The two won't always be diametrically opposed - chances are you and your partner have a fair few similarities, and will likely enjoy a lot of the same things. However, is your partner someone who loves espresso martinis, but has no desire to shake them up at home with a DIY cocktail set, or someone who loves to sit in your beautiful blooming garden, but it's actually you who does all the gardening in it?
Use the senses as inspiration if you're finding it hard to pick a starting point. What's their favourite colour? Favourite smell? What parts of their body do they like to embellish the most, and where do they neglect themselves? What music do they enjoy listening to? Are they a sweet or savoury person? Mind-mapping these easy to answer questions will make generating a concrete idea a lot simpler.
Speaking of getting your partner what they want, it's important to keep in mind that Valentine's Day gifts are typically never going to be practical gifts - unless your partner has expressed otherwise. More often than not though, the secret behind a good gift is the acknowledgement that it isn't the kind of thing your gift recipient would regularly buy or even consider owning for themselves. You're trying to show your partner how much they mean to you, by giving them something that represents your love and their worth to you, whether literally or symbolically.
So whilst practical gifts can be a good idea for certain difficult-to-buy for relatives, or for occasional birthdays, now is the time to choose your gifts with thoughtfulness and romance at the heart of your purchasing decisions. Think about the age-old appeal of flowers - almost everyone is likely to be happier with a bunch of pretty petals that will die in a week, than a really sturdy bathroom plunger that will carry them through life.
Of course, everybody is different.

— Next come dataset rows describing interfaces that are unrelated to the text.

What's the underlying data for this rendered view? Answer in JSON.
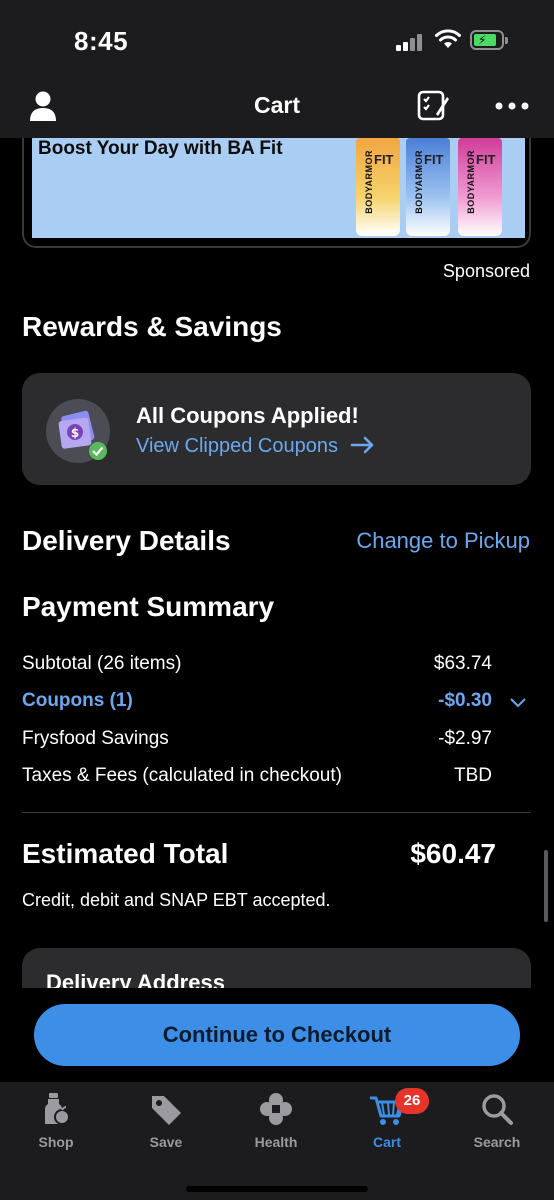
{
  "status": {
    "time": "8:45"
  },
  "nav": {
    "title": "Cart"
  },
  "banner": {
    "headline": "Boost Your Day with BA Fit",
    "can_brand": "BODYARMOR",
    "can_label": "FIT",
    "sponsored": "Sponsored"
  },
  "rewards": {
    "heading": "Rewards & Savings",
    "coupon_title": "All Coupons Applied!",
    "coupon_link": "View Clipped Coupons"
  },
  "delivery": {
    "heading": "Delivery Details",
    "change_link": "Change to Pickup"
  },
  "payment": {
    "heading": "Payment Summary",
    "rows": [
      {
        "label": "Subtotal (26 items)",
        "value": "$63.74"
      },
      {
        "label": "Coupons (1)",
        "value": "-$0.30"
      },
      {
        "label": "Frysfood Savings",
        "value": "-$2.97"
      },
      {
        "label": "Taxes & Fees (calculated in checkout)",
        "value": "TBD"
      }
    ],
    "total_label": "Estimated Total",
    "total_value": "$60.47",
    "accepted": "Credit, debit and SNAP EBT accepted."
  },
  "address": {
    "heading": "Delivery Address"
  },
  "checkout": {
    "label": "Continue to Checkout"
  },
  "tabs": [
    {
      "label": "Shop",
      "icon": "shop-icon"
    },
    {
      "label": "Save",
      "icon": "tag-icon"
    },
    {
      "label": "Health",
      "icon": "health-icon"
    },
    {
      "label": "Cart",
      "icon": "cart-icon",
      "badge": "26"
    },
    {
      "label": "Search",
      "icon": "search-icon"
    }
  ],
  "colors": {
    "accent": "#3d8ee6",
    "link": "#6aa8f0",
    "badge": "#e5352b",
    "card": "#2c2c2e"
  }
}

Some people will love to be absolutely splurged on, but that's because they're someone who feels appreciated through material gifting, and what you're really doing is paying attention to what they like, as mentioned above. But for most people, simply setting a budget and spending on whatever you can to get there is a fasttrack way to show your partner you haven't put any time or thought into them.
Romantic gift-giving is about making the person you're buying the present for feel completely seen and understood, by you. So whilst all those clichés like chocolates, flowers and balloons can be nice touches, they could really be given by anyone to anyone. Show your appreciation for your partner by choosing a gift that reflects their character.
A really easy way to do this is by personalising presents, whether that means having a name or photo engraved into a material object or opting for a more subtle personal touch such as combining their favourite snacks into a food hamper. Even immaterial gifts can be a lovely way to earn you some romance points - plan a day doing all your partner's favourite things, treat them to an at-home spa night, or think about all the little gestures, like something as small as breakfast in bed.
Gift-giving can be a beautiful ritual that showcases your love for your partner by giving them something that is a symbol of the attention and effort you put into your relationship, and in turn serves to bring you even closer together.
There's really not much scope to go wrong when choosing the right gift - as long as you pick something that is personal and thoughtful, your partner is sure to be grateful. More importantly, focus on the gift that is having each other in your lives, as something that deserves to be continually celebrated and cherished.